[[ Materials provided open ]]

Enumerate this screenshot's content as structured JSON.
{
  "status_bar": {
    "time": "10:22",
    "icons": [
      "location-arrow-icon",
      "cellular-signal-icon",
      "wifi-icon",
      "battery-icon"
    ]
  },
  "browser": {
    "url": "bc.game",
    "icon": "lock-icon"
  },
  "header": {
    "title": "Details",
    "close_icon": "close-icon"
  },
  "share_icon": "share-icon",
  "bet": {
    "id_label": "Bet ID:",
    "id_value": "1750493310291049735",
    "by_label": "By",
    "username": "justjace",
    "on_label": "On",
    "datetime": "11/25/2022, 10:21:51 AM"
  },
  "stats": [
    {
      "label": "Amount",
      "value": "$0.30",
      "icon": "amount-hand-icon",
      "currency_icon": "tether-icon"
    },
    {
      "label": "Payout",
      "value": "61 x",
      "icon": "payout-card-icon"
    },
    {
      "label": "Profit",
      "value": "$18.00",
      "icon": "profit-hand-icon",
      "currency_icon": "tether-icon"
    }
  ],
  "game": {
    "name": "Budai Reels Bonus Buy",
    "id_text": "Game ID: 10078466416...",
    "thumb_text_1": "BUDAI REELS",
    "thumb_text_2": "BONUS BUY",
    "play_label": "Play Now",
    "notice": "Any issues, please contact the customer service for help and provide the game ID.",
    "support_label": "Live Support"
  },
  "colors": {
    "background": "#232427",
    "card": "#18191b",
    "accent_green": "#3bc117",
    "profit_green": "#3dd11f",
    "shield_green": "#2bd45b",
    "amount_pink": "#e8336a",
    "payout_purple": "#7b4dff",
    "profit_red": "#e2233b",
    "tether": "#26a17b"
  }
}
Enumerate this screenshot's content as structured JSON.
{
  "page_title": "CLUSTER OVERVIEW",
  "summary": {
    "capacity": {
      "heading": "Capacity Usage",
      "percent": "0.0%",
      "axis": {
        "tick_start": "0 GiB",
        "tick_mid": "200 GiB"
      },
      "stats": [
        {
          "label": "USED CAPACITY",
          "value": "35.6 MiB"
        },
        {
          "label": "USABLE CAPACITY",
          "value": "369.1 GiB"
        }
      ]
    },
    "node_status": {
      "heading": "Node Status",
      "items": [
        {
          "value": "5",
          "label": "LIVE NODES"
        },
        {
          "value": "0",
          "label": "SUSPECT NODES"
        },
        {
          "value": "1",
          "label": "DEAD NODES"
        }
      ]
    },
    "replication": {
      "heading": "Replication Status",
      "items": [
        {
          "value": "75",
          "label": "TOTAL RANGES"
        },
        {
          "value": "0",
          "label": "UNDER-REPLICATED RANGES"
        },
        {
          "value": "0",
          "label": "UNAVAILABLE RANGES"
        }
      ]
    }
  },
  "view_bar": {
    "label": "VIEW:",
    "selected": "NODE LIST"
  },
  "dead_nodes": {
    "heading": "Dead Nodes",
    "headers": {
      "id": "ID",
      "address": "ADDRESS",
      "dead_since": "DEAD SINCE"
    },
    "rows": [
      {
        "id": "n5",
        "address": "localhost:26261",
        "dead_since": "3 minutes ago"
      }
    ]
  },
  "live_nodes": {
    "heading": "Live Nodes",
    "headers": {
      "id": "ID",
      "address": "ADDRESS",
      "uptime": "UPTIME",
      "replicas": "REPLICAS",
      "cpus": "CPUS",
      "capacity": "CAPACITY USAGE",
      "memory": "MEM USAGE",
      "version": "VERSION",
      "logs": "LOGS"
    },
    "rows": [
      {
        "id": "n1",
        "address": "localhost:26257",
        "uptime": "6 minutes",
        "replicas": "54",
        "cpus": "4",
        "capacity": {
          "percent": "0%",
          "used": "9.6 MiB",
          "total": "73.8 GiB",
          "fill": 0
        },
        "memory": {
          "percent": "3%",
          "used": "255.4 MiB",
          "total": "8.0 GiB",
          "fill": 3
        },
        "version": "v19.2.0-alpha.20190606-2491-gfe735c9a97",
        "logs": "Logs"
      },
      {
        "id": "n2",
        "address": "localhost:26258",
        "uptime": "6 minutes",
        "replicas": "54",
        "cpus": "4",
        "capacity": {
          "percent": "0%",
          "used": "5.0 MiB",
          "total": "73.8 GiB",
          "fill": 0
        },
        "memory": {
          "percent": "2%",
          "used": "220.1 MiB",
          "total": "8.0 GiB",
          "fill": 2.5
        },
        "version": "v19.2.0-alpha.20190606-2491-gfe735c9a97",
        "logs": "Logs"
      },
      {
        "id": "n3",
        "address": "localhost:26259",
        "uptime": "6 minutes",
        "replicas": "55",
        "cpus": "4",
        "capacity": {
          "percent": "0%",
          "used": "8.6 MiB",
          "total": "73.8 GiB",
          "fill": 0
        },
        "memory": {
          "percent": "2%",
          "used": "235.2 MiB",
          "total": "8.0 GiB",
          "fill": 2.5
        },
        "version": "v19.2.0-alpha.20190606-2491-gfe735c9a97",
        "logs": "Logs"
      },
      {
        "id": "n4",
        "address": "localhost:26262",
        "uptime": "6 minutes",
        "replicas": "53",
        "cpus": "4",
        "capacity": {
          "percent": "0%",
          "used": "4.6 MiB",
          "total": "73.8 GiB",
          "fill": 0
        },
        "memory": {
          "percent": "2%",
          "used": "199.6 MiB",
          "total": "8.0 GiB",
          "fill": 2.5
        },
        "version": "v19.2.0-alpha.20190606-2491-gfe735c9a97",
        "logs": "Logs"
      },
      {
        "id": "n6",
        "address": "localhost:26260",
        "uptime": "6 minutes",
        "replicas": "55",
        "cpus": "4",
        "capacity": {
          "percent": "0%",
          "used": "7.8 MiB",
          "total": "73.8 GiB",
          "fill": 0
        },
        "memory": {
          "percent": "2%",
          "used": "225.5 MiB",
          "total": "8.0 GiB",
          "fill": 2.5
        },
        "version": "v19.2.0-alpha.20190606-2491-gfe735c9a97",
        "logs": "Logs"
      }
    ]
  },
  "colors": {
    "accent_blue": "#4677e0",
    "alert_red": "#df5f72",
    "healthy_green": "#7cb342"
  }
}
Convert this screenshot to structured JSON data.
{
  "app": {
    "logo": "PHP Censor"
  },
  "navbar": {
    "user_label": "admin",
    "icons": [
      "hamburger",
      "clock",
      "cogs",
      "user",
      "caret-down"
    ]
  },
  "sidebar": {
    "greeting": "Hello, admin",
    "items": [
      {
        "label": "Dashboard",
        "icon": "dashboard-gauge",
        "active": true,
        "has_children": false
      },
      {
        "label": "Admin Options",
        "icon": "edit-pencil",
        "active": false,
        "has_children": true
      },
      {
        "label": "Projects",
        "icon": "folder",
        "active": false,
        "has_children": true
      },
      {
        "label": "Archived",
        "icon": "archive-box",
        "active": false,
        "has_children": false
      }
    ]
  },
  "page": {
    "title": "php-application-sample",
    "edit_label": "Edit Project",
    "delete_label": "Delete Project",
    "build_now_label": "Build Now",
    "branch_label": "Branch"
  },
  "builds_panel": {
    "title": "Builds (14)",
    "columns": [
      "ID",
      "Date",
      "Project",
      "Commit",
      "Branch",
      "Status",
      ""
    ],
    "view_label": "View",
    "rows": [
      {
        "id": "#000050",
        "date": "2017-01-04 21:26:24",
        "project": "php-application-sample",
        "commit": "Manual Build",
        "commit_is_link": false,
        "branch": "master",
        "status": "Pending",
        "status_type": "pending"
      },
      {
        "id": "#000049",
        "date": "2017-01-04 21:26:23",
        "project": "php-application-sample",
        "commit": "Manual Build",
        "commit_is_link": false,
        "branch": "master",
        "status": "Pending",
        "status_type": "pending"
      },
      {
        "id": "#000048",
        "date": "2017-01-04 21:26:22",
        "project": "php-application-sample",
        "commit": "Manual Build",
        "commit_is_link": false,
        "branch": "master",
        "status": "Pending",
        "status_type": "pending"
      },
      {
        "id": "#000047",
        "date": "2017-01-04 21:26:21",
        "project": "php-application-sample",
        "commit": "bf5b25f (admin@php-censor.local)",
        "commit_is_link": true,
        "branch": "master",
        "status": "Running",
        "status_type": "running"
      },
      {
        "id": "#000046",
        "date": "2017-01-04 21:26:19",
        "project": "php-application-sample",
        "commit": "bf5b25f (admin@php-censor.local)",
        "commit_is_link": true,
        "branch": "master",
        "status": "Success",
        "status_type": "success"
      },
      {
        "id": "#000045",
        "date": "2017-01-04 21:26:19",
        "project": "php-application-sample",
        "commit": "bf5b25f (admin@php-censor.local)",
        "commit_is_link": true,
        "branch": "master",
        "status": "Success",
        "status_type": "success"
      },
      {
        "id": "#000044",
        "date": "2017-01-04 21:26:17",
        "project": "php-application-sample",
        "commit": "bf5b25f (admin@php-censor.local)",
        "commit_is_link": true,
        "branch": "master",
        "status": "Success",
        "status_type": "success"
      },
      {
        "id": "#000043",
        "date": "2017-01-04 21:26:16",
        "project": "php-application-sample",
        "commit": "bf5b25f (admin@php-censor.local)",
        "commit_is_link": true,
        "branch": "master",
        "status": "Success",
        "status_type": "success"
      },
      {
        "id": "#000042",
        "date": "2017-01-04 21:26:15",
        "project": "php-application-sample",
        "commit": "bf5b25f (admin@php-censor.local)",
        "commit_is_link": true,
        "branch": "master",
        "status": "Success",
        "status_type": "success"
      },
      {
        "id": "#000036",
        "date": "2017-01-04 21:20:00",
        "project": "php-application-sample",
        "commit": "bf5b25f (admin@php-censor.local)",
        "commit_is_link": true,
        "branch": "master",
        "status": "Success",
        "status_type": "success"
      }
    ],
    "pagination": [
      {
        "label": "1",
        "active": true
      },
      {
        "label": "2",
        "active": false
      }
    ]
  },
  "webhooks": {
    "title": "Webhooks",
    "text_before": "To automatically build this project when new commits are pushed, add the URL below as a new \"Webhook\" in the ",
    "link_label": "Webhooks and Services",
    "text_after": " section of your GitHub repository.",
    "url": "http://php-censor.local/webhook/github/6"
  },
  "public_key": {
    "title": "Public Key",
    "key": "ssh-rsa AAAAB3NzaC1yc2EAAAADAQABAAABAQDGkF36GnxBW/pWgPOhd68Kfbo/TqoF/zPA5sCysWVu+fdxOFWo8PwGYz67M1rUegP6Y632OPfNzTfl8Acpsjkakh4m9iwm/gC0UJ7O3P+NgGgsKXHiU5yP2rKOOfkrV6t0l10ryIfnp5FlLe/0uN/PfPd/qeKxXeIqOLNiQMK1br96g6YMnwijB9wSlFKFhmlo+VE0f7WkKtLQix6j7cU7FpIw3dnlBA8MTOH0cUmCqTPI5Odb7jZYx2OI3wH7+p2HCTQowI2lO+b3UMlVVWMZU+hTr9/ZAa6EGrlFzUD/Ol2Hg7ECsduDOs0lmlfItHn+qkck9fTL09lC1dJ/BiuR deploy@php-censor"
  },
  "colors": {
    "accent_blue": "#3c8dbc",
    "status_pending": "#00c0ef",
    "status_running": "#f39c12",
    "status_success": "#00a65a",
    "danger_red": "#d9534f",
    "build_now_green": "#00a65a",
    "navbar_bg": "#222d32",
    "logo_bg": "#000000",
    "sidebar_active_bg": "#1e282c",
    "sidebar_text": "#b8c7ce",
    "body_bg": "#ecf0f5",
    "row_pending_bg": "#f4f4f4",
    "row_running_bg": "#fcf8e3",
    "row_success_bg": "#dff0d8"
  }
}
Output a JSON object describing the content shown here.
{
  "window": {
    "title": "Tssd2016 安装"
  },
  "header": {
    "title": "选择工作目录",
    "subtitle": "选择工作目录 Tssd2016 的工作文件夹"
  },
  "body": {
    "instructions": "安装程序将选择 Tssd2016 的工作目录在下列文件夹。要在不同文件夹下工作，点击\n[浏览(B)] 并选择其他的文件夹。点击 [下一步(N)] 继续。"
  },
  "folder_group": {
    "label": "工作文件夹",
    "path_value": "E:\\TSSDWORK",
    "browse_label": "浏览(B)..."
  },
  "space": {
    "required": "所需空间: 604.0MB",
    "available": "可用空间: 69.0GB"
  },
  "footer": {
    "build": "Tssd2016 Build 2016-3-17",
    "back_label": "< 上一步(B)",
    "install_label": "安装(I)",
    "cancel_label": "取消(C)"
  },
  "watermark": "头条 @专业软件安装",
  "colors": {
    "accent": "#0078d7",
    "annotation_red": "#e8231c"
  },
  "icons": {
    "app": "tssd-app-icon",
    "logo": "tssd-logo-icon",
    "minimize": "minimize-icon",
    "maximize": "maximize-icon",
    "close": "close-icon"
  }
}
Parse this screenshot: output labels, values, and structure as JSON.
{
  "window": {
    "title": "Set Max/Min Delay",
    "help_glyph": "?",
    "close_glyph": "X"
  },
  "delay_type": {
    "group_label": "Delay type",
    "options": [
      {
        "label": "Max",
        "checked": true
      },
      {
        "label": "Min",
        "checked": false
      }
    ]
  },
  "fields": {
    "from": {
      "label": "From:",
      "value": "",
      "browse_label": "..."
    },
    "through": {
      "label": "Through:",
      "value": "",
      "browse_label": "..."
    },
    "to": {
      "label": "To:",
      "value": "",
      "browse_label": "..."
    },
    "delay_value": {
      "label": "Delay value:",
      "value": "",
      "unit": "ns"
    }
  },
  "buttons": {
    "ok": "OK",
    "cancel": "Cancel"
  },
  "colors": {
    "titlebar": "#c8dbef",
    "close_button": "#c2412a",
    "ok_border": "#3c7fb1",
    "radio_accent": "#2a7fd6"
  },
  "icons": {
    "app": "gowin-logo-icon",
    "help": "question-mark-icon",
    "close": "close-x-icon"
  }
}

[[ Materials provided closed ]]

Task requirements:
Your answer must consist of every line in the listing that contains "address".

Your solution:
      "address": "ADDRESS",
        "address": "localhost:26261",
      "address": "ADDRESS",
        "address": "localhost:26257",
        "address": "localhost:26258",
        "address": "localhost:26259",
        "address": "localhost:26262",
        "address": "localhost:26260",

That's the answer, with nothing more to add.